GOAL OF THE EXERCISE:
Each line of the records below that holds "Allows" should be copied out.

[STUDY MATERIAL — start]

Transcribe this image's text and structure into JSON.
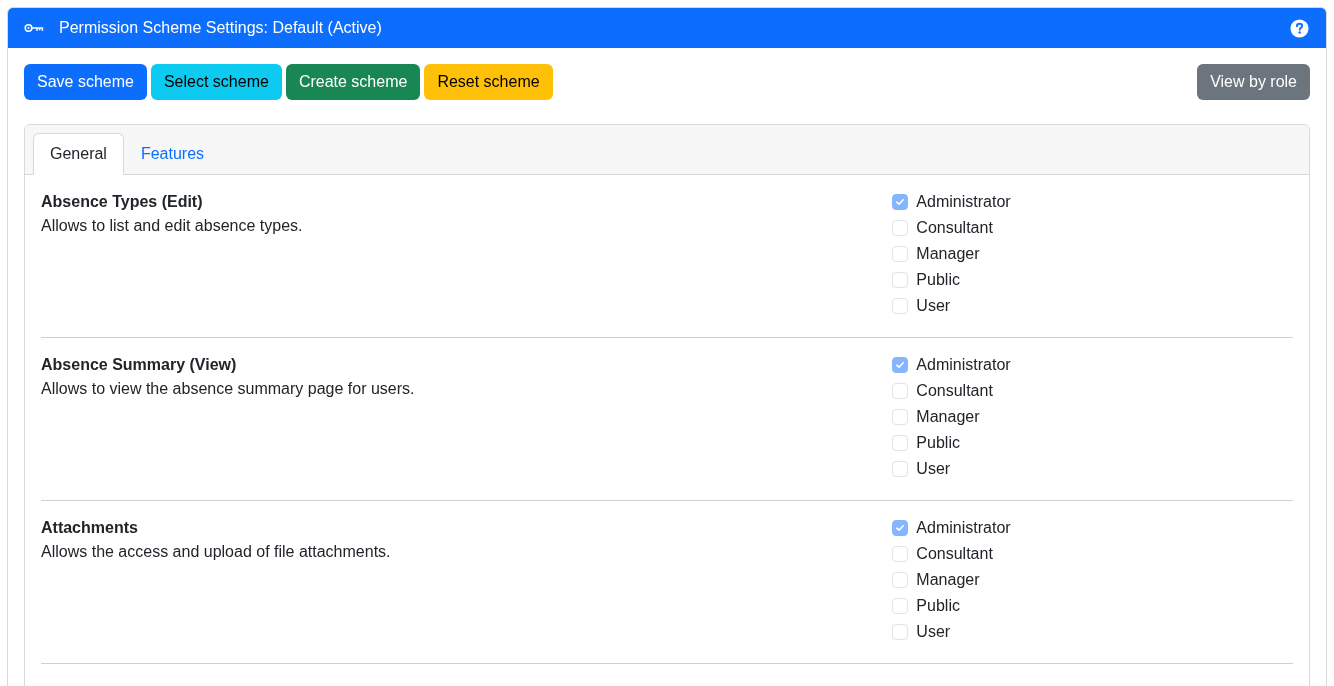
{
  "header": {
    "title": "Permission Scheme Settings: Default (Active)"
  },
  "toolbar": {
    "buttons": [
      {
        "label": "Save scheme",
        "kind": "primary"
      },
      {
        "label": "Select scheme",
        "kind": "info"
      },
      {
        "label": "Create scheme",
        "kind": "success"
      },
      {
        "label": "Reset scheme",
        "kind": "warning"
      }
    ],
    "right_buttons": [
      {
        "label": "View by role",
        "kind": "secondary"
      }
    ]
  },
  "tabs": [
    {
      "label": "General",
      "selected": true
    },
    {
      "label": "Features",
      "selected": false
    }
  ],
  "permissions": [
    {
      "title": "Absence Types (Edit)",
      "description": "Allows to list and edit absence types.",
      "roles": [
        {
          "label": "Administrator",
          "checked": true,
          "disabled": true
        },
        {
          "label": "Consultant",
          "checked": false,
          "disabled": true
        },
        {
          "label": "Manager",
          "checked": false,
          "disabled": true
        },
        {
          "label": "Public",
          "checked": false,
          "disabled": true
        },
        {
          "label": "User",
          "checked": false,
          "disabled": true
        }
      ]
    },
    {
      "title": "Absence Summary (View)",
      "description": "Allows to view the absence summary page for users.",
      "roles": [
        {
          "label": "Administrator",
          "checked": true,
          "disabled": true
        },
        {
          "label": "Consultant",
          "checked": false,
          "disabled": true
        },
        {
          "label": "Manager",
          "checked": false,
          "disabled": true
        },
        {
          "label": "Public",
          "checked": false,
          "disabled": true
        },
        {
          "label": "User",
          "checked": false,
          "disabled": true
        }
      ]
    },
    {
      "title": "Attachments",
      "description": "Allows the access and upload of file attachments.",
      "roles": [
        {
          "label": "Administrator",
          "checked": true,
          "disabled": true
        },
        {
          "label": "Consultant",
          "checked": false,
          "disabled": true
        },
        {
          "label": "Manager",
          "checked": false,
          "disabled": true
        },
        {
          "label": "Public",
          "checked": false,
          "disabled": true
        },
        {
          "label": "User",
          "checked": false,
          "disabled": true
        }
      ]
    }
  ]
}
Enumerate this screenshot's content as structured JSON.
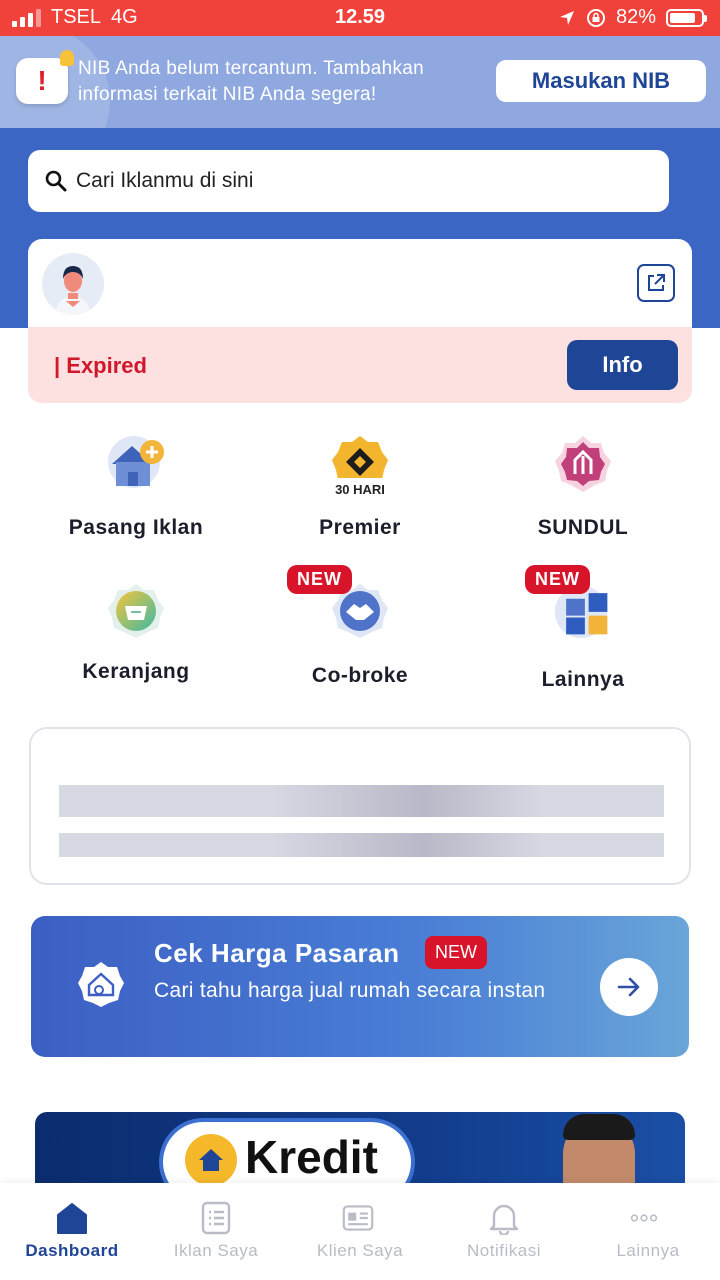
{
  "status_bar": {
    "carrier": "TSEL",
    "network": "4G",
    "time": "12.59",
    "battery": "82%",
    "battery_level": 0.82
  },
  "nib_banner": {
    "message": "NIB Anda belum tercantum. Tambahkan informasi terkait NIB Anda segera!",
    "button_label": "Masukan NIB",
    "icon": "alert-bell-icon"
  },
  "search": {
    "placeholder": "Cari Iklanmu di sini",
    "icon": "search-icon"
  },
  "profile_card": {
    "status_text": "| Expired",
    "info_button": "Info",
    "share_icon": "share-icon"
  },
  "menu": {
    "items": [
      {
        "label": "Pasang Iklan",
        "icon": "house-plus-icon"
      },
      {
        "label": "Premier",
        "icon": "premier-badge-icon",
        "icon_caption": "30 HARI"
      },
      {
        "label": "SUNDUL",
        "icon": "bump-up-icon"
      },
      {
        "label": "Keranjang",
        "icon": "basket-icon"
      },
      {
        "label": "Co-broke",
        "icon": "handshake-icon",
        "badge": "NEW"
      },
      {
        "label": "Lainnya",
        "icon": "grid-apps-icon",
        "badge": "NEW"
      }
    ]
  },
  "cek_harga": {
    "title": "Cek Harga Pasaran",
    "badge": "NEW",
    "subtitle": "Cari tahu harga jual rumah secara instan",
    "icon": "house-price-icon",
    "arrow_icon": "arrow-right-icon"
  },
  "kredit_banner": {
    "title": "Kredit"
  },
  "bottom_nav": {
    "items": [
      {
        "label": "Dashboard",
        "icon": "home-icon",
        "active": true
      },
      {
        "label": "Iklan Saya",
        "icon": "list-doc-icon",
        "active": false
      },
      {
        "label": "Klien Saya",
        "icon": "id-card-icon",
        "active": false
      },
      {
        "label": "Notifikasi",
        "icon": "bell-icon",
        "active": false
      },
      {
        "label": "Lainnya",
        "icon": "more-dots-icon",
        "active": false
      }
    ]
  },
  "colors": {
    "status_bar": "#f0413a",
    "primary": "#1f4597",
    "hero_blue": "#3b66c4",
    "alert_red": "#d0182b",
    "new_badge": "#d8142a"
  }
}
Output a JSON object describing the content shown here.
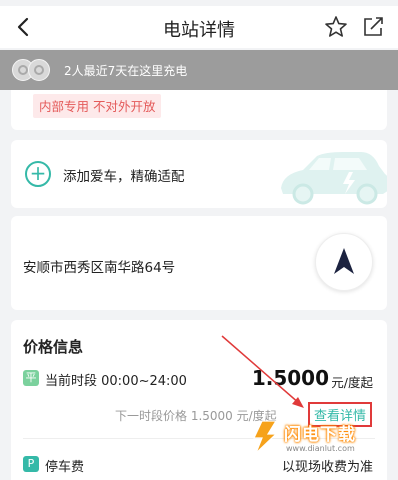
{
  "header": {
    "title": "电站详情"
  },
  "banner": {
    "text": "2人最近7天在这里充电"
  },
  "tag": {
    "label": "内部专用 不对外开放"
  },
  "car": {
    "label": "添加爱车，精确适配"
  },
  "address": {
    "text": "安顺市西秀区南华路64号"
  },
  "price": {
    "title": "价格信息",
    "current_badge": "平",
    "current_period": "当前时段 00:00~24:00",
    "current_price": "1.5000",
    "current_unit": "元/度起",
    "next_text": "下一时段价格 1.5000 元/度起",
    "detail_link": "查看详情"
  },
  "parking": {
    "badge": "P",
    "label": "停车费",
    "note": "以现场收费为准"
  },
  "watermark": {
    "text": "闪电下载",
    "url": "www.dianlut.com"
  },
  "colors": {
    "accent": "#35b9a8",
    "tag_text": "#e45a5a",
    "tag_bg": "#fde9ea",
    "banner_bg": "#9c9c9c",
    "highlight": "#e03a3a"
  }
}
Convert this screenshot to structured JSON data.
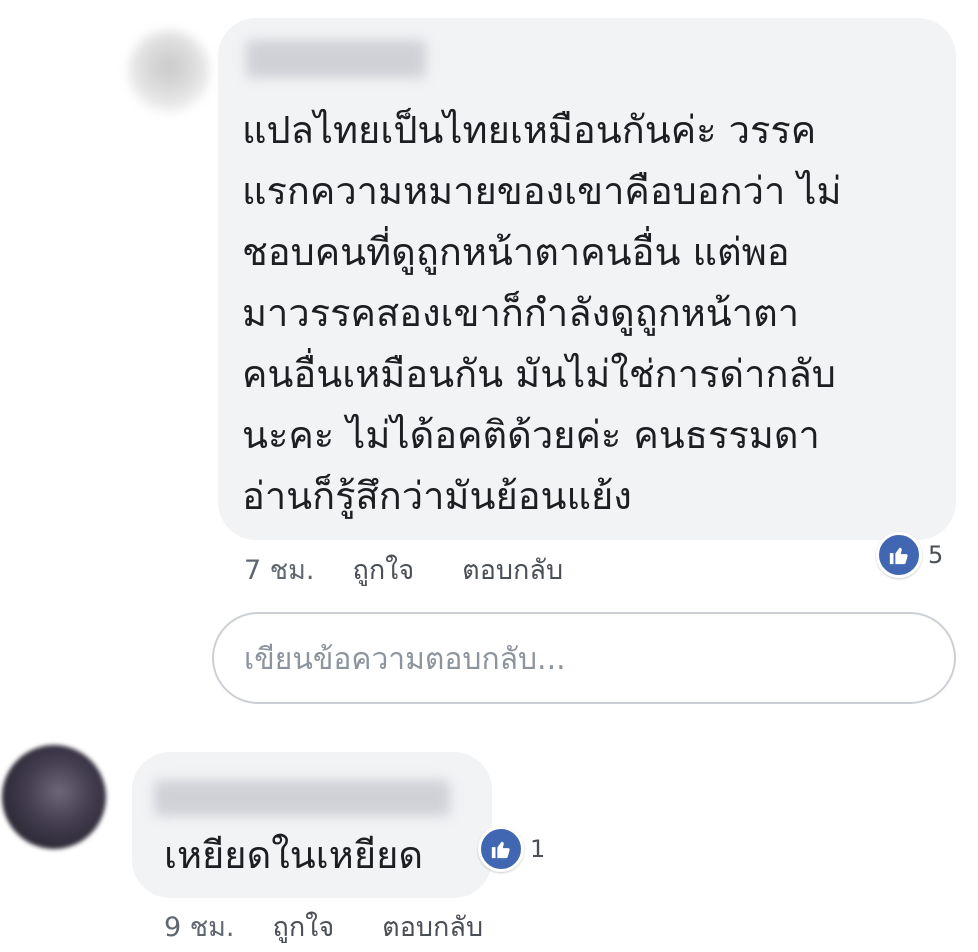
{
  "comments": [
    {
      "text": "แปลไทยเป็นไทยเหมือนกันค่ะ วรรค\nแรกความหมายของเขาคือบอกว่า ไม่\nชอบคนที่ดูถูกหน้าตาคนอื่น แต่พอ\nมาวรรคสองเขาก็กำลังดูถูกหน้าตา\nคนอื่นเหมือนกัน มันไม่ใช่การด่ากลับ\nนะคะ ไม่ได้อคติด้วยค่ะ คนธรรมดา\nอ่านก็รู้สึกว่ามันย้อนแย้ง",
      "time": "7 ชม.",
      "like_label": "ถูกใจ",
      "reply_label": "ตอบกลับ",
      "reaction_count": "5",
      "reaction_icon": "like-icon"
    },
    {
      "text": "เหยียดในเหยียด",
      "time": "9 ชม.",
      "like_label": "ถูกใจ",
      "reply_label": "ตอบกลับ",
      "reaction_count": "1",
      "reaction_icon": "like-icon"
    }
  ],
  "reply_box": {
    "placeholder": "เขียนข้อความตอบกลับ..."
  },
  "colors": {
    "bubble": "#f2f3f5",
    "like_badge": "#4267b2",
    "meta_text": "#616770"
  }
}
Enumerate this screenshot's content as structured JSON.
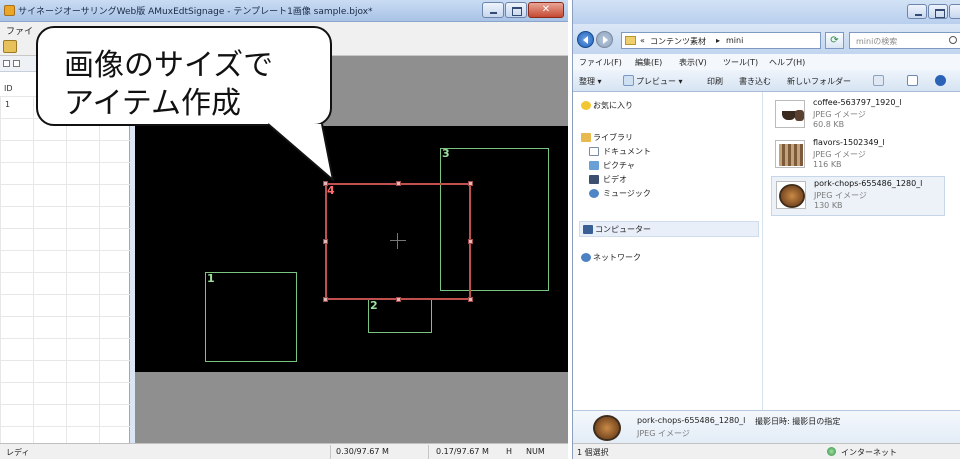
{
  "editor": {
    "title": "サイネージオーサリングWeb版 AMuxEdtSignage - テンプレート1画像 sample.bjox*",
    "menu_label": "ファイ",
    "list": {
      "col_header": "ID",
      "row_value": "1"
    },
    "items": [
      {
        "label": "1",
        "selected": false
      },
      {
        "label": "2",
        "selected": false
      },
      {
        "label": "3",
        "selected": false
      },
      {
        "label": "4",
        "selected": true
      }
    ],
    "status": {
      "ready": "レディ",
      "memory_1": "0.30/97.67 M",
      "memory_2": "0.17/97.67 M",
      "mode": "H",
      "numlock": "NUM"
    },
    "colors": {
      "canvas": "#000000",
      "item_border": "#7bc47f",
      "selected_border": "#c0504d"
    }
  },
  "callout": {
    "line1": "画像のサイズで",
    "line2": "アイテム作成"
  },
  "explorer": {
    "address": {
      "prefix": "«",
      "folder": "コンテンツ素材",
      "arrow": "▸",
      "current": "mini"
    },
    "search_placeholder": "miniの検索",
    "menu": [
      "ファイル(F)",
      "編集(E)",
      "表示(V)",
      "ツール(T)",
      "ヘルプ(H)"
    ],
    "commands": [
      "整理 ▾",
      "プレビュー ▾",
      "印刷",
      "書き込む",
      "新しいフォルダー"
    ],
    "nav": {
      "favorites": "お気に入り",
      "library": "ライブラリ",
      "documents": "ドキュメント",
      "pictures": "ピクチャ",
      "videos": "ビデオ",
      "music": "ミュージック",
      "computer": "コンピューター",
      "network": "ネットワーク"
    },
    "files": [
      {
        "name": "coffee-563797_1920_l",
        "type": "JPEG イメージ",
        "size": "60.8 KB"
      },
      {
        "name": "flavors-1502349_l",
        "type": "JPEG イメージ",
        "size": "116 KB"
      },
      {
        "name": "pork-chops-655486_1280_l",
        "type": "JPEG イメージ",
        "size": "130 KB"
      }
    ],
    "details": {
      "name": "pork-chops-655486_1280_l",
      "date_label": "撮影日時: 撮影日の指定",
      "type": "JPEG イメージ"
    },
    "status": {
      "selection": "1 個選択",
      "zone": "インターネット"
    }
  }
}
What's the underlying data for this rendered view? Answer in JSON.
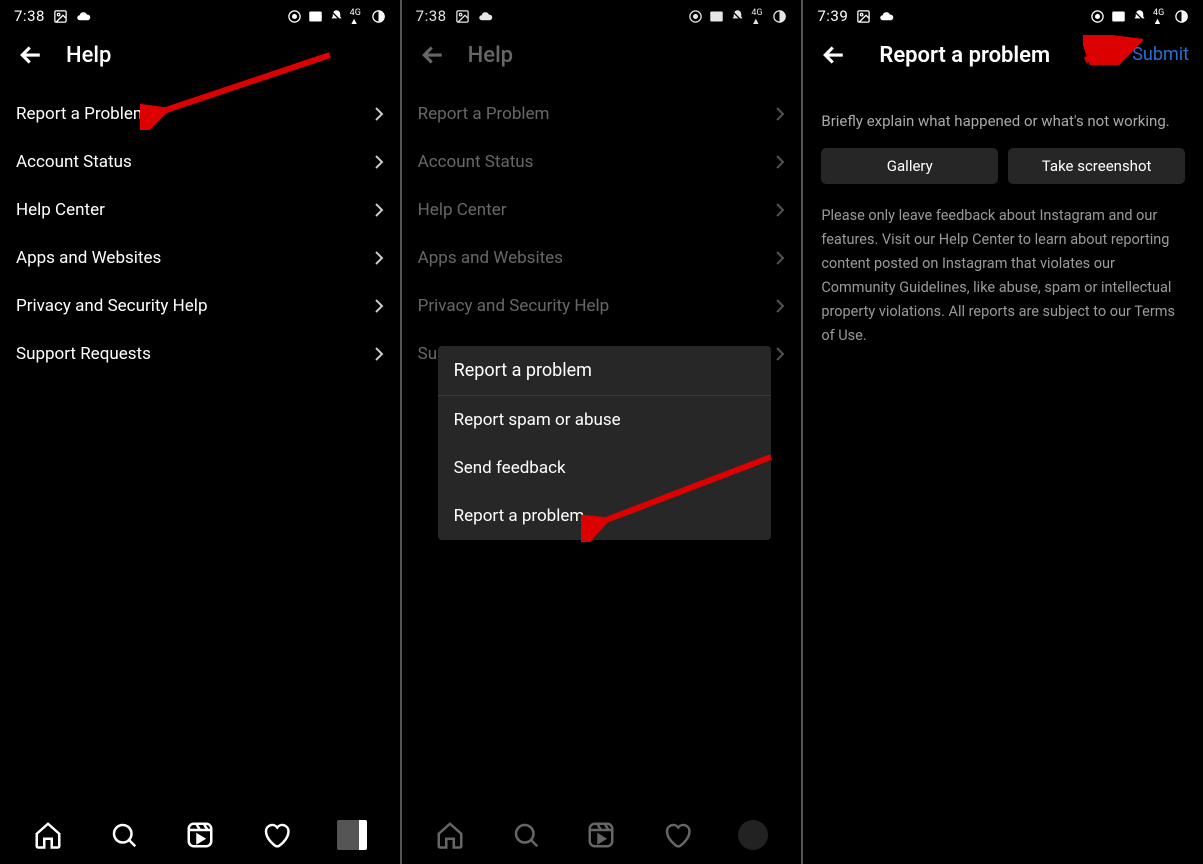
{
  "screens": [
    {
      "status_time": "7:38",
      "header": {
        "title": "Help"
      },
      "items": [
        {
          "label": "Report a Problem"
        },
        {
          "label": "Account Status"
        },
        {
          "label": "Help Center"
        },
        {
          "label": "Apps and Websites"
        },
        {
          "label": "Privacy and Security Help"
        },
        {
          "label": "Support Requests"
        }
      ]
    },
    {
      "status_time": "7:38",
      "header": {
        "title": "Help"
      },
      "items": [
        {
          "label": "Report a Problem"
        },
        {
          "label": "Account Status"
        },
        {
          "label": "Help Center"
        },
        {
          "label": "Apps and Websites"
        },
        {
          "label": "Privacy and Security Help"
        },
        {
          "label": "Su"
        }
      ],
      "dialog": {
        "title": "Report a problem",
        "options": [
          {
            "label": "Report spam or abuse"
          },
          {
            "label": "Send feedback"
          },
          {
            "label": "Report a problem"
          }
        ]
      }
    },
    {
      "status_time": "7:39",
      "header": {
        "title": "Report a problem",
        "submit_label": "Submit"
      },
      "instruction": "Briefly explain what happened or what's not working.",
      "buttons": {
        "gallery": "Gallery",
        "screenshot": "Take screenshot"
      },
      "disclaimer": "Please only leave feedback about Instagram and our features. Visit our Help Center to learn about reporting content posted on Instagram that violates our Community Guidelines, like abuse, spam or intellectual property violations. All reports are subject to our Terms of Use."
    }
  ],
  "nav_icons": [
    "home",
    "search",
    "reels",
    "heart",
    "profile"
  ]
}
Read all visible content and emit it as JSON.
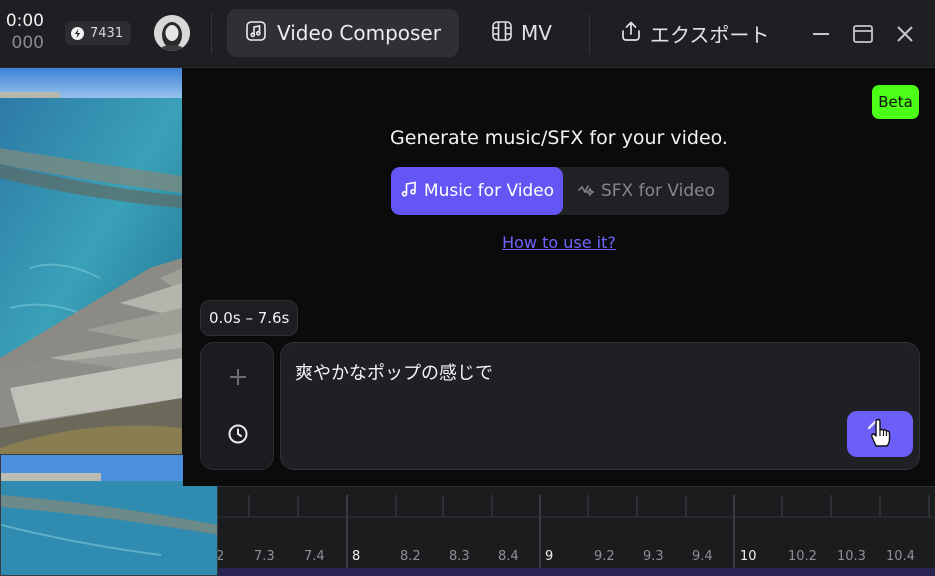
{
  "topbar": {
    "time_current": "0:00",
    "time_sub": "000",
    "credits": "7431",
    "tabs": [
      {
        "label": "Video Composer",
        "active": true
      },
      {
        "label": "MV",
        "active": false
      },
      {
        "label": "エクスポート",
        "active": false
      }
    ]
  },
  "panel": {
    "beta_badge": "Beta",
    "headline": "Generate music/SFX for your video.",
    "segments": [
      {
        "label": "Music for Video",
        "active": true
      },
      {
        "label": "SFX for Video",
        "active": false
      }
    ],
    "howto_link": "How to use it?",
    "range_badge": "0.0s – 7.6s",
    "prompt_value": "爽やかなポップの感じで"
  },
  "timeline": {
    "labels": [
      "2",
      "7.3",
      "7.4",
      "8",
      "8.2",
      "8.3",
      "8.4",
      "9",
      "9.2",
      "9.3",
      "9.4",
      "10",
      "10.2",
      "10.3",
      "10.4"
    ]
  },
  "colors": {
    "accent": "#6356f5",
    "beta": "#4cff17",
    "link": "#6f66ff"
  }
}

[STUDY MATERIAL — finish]

OUTPUT OF THE EXERCISE:
      "description": "Allows to list and edit absence types.",
      "description": "Allows to view the absence summary page for users.",
      "description": "Allows the access and upload of file attachments.",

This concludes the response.